Extracted material START

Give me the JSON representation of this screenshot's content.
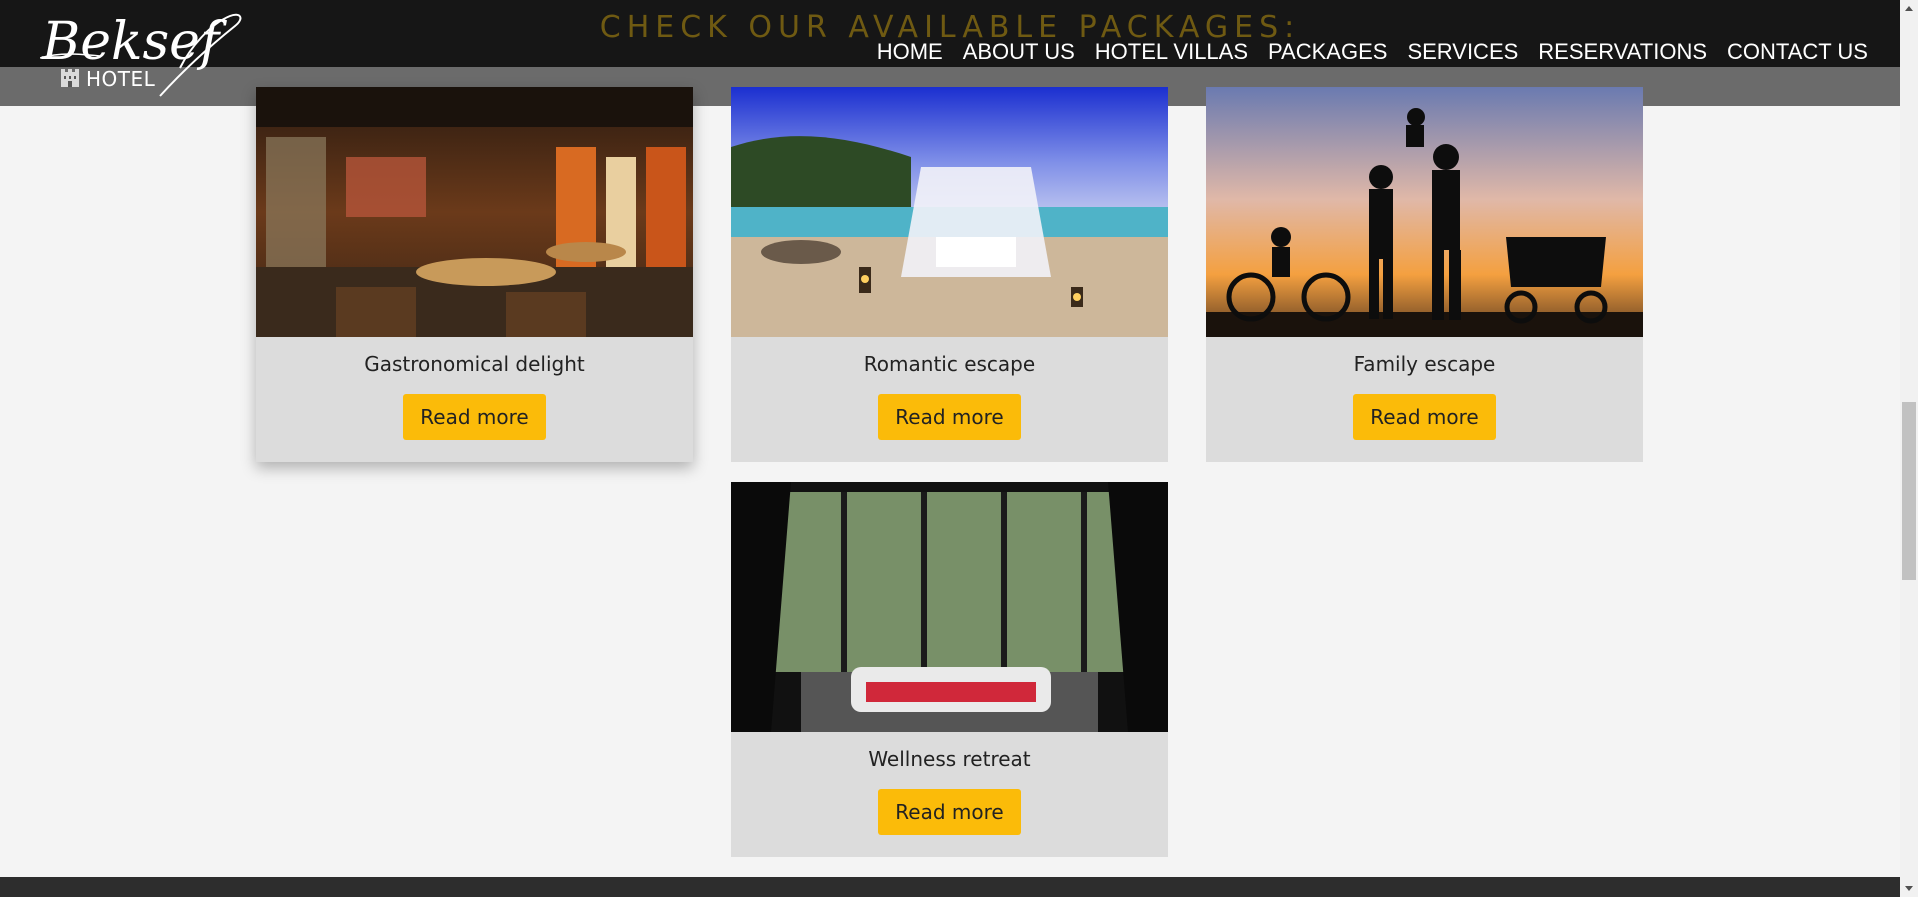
{
  "brand": {
    "script_name": "Beksef",
    "subtitle": "HOTEL"
  },
  "section_heading": "CHECK OUR AVAILABLE PACKAGES:",
  "nav": {
    "items": [
      {
        "label": "HOME"
      },
      {
        "label": "ABOUT US"
      },
      {
        "label": "HOTEL VILLAS"
      },
      {
        "label": "PACKAGES"
      },
      {
        "label": "SERVICES"
      },
      {
        "label": "RESERVATIONS"
      },
      {
        "label": "CONTACT US"
      }
    ]
  },
  "packages": [
    {
      "title": "Gastronomical delight",
      "button": "Read more",
      "image": "restaurant-interior"
    },
    {
      "title": "Romantic escape",
      "button": "Read more",
      "image": "beach-canopy-dinner"
    },
    {
      "title": "Family escape",
      "button": "Read more",
      "image": "family-silhouette-sunset"
    },
    {
      "title": "Wellness retreat",
      "button": "Read more",
      "image": "spa-bathtub-rose-petals"
    }
  ],
  "colors": {
    "accent": "#fbbb09",
    "topbar": "#161616",
    "subbar": "#6b6b6b",
    "card": "#dcdcdc",
    "footer": "#2d2d2d"
  }
}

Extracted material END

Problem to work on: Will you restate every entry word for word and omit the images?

Exercise response:
Give me the JSON representation of this screenshot's content.
{
  "brand": {
    "script_name": "Beksef",
    "subtitle": "HOTEL"
  },
  "section_heading": "CHECK OUR AVAILABLE PACKAGES:",
  "nav": {
    "items": [
      {
        "label": "HOME"
      },
      {
        "label": "ABOUT US"
      },
      {
        "label": "HOTEL VILLAS"
      },
      {
        "label": "PACKAGES"
      },
      {
        "label": "SERVICES"
      },
      {
        "label": "RESERVATIONS"
      },
      {
        "label": "CONTACT US"
      }
    ]
  },
  "packages": [
    {
      "title": "Gastronomical delight",
      "button": "Read more",
      "image": "restaurant-interior"
    },
    {
      "title": "Romantic escape",
      "button": "Read more",
      "image": "beach-canopy-dinner"
    },
    {
      "title": "Family escape",
      "button": "Read more",
      "image": "family-silhouette-sunset"
    },
    {
      "title": "Wellness retreat",
      "button": "Read more",
      "image": "spa-bathtub-rose-petals"
    }
  ],
  "colors": {
    "accent": "#fbbb09",
    "topbar": "#161616",
    "subbar": "#6b6b6b",
    "card": "#dcdcdc",
    "footer": "#2d2d2d"
  }
}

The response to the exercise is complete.